Birth control pills and pregnancy increase ceruloplasmin levels.

Clinical Reference Recommendations for in-depth reading of a clinical nature

1. Wilson Tang WH, Wu Y, Hartiala J, et al: Clinical and genetic association of serum ceruloplasmin with cardiovascular risk. Arterioscler Thromb Vasc Biol. 2012 Feb;32(2):516-522

2. Dadu RT, Dodge R, Nambi V, et al: Ceruloplasmin and heart failure in the Atherosclerosis Risk in Communities study. Circ Heart Fail. 2013 Sep 1;6(5):936-943

3. Cox DW, Tumer Z, Roberts EA: Copper transport disorders: Wilson's disease and Menkes disease. Inborn Metabolic Disease. Fernandes J, Sandubray JM, VandenBerghe F, eds. Springer-Verlag; 2000:385-391

4. Sontakke AN, More U: Changes in serum ceruloplasmin levels with commonly used methods of contraception. Indian J Clin Biochem. 2004 Jan:19(1):102-104

5. Schilsky ML: Wilson disease: Diagnosis, treatment, and follow-up. Clin Liver Dis. 2017 Nov;21(4):755-767

6. Hermann W: Classification and differential diagnosis of Wilson's disease. Ann Transl Med. 2019 Apr;7(Suppl 2):S63

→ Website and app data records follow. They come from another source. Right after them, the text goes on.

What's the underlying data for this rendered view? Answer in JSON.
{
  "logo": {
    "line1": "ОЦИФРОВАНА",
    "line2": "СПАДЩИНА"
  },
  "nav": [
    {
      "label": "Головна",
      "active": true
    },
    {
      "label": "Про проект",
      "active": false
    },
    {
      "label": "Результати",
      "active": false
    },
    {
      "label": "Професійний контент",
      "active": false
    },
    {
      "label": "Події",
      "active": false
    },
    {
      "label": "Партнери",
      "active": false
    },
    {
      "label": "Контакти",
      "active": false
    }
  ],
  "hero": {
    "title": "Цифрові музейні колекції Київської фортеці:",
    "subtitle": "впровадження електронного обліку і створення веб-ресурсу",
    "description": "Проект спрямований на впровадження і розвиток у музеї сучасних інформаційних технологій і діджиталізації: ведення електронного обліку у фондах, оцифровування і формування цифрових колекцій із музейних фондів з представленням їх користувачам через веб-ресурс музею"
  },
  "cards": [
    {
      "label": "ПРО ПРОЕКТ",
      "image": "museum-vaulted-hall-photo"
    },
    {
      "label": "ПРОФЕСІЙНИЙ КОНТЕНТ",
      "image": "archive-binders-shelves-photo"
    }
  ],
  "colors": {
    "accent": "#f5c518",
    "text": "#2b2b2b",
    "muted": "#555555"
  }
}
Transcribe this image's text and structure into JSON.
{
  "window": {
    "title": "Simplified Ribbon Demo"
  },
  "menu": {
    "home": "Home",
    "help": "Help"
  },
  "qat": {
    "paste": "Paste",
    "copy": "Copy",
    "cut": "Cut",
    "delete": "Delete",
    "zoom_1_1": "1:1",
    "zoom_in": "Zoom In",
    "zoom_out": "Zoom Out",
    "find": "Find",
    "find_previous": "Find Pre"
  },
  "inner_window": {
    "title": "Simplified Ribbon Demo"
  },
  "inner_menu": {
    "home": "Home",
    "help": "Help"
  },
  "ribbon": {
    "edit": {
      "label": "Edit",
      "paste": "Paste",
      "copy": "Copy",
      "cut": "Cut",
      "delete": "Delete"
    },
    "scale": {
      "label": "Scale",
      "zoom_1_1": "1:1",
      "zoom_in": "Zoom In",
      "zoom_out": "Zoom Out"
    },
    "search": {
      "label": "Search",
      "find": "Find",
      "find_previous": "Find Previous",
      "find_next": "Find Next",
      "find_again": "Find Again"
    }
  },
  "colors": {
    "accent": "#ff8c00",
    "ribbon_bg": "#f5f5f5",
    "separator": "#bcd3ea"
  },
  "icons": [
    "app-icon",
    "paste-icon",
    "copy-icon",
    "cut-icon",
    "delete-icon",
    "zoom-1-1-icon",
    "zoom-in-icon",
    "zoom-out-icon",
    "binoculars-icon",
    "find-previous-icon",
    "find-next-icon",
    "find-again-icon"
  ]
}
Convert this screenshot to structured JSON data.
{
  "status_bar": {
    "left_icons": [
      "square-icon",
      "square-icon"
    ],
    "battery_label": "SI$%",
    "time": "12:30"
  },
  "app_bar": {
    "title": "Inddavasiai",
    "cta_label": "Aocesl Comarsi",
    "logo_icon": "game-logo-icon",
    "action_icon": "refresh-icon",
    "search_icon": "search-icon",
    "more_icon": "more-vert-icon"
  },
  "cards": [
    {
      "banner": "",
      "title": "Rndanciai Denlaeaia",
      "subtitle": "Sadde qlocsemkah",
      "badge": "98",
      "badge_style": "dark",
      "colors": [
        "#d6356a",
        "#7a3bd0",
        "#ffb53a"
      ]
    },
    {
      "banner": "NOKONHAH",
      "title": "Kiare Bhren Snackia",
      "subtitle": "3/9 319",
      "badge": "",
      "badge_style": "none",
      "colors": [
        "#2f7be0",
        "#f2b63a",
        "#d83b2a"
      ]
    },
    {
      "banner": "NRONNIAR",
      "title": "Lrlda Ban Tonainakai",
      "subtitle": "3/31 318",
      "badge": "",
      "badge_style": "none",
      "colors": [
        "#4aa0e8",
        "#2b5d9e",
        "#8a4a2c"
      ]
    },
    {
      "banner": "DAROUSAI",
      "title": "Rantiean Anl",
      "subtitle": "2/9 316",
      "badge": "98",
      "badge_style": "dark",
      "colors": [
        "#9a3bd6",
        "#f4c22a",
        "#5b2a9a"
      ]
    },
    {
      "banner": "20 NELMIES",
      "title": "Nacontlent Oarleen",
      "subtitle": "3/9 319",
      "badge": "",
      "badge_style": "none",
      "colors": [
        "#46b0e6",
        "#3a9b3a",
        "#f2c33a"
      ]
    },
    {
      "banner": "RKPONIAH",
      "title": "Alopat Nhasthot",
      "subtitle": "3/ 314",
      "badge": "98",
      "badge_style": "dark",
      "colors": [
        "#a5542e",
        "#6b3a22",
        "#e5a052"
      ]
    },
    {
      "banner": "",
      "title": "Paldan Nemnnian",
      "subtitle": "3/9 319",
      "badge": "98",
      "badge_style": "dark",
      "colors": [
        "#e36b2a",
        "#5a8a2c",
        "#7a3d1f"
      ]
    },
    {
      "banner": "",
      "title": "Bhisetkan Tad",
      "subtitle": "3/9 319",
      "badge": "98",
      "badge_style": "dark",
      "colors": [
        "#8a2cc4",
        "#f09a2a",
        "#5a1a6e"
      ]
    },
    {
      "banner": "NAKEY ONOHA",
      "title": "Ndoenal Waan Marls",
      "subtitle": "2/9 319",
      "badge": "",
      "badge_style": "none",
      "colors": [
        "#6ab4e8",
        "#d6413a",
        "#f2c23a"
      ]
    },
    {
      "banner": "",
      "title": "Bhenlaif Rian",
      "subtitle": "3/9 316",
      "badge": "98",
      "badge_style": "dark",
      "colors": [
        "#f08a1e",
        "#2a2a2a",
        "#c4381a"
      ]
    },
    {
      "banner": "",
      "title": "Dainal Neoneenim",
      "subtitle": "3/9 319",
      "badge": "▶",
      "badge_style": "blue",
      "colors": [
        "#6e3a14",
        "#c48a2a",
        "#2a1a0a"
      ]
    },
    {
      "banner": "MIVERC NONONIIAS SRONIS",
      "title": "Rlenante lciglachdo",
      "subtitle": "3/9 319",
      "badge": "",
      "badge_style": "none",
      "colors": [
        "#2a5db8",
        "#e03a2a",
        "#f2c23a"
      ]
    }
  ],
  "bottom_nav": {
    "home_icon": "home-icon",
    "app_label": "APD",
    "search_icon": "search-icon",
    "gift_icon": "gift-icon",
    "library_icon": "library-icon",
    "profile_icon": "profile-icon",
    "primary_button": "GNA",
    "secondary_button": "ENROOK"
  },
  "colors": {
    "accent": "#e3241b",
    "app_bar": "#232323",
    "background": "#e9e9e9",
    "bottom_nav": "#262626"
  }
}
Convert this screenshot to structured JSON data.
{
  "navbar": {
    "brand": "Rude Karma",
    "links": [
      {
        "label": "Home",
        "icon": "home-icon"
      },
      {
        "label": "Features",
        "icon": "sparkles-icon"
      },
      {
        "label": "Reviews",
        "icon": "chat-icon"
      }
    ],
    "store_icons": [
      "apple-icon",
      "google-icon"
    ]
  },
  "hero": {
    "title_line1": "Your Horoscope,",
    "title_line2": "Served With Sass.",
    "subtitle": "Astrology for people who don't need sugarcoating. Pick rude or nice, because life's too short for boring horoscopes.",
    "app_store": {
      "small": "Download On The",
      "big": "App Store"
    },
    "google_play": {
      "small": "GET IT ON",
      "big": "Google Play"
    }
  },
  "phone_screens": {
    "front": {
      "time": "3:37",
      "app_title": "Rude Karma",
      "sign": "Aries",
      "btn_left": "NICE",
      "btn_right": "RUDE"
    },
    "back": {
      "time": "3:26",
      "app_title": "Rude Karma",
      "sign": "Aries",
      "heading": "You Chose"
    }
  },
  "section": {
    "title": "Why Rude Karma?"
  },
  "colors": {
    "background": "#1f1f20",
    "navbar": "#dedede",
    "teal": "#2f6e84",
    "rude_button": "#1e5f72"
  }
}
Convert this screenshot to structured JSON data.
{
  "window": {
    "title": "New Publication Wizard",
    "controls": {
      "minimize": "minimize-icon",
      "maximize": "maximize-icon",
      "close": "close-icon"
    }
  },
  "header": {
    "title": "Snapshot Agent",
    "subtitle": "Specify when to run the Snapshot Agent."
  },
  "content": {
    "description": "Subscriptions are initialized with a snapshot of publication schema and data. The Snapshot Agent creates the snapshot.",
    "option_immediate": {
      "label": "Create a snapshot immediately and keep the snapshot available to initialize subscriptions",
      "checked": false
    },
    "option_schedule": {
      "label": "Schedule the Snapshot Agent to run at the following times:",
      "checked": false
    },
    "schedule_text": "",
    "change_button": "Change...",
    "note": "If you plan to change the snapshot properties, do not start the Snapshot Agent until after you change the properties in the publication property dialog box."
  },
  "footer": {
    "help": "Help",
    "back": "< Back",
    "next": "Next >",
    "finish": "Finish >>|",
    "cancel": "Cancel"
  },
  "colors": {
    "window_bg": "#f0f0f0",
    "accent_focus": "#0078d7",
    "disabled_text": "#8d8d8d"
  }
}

Special Instructions Library of PDFs including pertinent information and forms related to the test